Don’t believe lofty promises.
No single pill or powder will make you drop 30 pounds of flab in a month, pack on 30 pounds of pure muscle in a month, or ever give you the stamina of a 20-year-old. Supplements are intended to complement a nutritious diet, regular exercise, and other healthy habits — not be a miracle fix for whatever ails you. Yet some companies still make such promises about their products. This is especially common with supplements aimed at men, such as purported muscle builders, weight loss aids, and libido enhancers. Even though these aren’t necessarily disease claims, they’re not supported by any real evidence, and you shouldn’t trust them.
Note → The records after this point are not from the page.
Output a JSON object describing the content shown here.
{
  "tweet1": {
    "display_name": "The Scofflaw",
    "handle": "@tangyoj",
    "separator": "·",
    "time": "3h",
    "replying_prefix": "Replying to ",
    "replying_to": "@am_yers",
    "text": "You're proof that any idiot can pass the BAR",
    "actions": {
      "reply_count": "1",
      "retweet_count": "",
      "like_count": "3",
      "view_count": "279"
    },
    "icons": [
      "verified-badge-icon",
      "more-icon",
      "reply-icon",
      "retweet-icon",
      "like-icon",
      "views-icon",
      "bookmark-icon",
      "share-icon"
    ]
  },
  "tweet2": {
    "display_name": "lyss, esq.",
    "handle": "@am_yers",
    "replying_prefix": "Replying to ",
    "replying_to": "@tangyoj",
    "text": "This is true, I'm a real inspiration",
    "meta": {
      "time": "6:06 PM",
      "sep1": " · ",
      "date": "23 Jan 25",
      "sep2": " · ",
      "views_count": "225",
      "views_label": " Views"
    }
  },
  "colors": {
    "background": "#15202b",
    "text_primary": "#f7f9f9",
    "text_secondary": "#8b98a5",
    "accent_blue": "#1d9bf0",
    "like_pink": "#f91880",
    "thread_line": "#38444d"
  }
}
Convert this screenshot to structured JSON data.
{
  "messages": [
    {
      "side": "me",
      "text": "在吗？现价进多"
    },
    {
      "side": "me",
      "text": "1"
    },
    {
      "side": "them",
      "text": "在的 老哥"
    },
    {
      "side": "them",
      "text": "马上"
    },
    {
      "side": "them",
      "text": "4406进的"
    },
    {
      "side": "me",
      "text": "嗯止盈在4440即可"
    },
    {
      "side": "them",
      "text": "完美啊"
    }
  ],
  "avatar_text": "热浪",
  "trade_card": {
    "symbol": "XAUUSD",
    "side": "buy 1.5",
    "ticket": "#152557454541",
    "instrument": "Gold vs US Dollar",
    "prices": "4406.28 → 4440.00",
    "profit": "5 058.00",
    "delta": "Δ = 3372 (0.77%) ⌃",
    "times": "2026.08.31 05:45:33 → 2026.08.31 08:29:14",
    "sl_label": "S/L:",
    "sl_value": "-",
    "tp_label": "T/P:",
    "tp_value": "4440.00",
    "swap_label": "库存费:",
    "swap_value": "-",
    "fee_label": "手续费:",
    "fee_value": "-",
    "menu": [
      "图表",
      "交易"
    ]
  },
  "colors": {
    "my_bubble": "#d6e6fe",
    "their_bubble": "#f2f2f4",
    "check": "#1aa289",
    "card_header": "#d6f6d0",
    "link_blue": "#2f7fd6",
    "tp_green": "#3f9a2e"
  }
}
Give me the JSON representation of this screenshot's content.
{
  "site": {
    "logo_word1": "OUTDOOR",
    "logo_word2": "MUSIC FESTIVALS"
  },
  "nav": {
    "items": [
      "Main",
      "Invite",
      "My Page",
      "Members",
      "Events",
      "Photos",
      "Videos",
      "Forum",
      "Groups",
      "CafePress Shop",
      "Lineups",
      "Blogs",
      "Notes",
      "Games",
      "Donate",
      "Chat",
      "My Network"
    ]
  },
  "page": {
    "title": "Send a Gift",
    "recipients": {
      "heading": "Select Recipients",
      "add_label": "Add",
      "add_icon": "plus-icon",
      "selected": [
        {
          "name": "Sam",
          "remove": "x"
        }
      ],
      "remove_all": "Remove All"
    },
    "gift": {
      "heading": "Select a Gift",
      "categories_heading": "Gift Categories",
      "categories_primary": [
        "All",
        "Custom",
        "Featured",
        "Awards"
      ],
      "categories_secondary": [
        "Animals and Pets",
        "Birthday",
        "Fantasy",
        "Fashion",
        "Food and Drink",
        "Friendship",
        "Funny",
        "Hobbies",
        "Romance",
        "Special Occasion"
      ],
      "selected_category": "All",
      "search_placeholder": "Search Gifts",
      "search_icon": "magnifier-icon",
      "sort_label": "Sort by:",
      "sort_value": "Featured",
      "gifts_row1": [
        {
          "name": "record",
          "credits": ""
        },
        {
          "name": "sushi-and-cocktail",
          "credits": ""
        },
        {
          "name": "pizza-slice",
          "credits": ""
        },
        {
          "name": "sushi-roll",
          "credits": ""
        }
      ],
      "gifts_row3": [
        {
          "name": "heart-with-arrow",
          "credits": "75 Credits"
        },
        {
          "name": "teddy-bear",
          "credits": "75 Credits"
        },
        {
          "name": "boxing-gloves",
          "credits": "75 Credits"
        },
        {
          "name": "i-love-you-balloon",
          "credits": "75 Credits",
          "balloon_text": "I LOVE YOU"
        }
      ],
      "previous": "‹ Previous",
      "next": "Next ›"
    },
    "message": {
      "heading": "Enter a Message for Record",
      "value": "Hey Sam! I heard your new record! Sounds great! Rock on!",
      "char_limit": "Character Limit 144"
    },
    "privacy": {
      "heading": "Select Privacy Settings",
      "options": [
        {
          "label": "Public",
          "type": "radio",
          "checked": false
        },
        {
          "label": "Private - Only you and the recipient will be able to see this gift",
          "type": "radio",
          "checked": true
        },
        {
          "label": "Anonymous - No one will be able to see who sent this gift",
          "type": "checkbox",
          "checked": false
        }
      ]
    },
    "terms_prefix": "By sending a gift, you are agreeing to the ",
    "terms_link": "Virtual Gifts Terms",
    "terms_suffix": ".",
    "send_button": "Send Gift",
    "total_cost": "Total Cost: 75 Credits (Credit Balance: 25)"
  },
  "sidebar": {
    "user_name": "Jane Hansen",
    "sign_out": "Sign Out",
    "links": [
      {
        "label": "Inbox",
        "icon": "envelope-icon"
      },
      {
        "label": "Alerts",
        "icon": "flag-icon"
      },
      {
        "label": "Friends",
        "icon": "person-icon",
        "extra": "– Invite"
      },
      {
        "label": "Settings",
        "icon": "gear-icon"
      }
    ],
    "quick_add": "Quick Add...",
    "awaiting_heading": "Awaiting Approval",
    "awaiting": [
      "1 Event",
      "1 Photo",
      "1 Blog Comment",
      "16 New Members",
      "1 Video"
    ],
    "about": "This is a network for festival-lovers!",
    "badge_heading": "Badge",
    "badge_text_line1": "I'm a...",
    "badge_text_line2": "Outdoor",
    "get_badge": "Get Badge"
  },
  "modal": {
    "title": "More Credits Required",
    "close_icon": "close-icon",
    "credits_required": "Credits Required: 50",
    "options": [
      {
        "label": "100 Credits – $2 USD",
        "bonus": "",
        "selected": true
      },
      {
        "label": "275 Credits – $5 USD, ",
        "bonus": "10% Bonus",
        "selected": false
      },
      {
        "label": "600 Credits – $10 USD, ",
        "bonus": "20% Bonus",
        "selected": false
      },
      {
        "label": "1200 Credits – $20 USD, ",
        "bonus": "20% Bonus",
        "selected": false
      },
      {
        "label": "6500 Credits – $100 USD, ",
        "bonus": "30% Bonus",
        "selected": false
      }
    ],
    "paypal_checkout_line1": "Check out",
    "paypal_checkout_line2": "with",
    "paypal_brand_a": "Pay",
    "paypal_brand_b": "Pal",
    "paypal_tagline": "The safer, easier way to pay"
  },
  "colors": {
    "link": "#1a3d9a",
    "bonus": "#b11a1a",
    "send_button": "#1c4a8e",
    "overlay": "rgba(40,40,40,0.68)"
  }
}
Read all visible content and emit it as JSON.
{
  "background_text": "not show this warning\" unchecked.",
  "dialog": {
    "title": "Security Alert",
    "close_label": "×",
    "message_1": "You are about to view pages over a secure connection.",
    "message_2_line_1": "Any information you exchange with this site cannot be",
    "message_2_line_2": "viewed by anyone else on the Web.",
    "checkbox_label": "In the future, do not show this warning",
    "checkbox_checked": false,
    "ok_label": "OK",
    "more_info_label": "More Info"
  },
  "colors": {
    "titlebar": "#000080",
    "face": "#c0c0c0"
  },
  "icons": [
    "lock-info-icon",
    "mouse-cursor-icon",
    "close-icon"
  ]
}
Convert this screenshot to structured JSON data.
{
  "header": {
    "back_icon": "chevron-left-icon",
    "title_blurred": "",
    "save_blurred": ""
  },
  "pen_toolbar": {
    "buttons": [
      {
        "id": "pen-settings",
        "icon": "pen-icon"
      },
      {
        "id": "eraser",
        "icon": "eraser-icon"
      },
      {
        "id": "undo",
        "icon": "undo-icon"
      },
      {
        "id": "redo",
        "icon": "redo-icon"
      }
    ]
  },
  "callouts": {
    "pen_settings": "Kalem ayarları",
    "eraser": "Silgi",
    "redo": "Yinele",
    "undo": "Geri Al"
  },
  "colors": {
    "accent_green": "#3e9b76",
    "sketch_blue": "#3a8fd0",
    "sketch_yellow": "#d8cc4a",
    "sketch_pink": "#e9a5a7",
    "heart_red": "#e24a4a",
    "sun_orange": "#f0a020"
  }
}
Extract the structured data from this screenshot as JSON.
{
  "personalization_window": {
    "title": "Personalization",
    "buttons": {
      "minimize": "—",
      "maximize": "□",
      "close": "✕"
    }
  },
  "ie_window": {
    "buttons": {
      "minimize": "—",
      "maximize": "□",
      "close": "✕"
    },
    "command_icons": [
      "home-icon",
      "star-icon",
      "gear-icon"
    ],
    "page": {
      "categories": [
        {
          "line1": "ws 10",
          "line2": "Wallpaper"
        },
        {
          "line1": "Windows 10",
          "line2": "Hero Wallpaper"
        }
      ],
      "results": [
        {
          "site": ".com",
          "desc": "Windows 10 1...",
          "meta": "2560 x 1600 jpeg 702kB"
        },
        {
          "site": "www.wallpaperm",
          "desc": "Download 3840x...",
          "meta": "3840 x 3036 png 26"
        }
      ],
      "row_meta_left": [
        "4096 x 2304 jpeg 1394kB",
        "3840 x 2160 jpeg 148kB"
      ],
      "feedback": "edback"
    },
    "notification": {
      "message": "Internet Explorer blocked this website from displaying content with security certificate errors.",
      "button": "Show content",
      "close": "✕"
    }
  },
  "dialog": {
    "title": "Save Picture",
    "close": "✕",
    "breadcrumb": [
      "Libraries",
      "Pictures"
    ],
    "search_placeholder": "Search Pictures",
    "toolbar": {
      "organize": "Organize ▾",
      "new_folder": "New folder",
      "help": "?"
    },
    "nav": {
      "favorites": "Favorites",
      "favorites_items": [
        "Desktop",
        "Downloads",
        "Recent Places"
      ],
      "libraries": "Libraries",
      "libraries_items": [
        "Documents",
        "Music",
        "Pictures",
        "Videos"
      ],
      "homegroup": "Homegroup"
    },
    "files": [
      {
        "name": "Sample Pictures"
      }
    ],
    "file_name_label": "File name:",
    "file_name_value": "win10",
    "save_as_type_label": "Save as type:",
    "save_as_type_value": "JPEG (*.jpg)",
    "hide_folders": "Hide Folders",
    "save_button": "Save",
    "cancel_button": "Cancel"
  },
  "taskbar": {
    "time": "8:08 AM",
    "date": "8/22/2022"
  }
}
The rule is simple: If it sounds too good to be true, it is.Back to top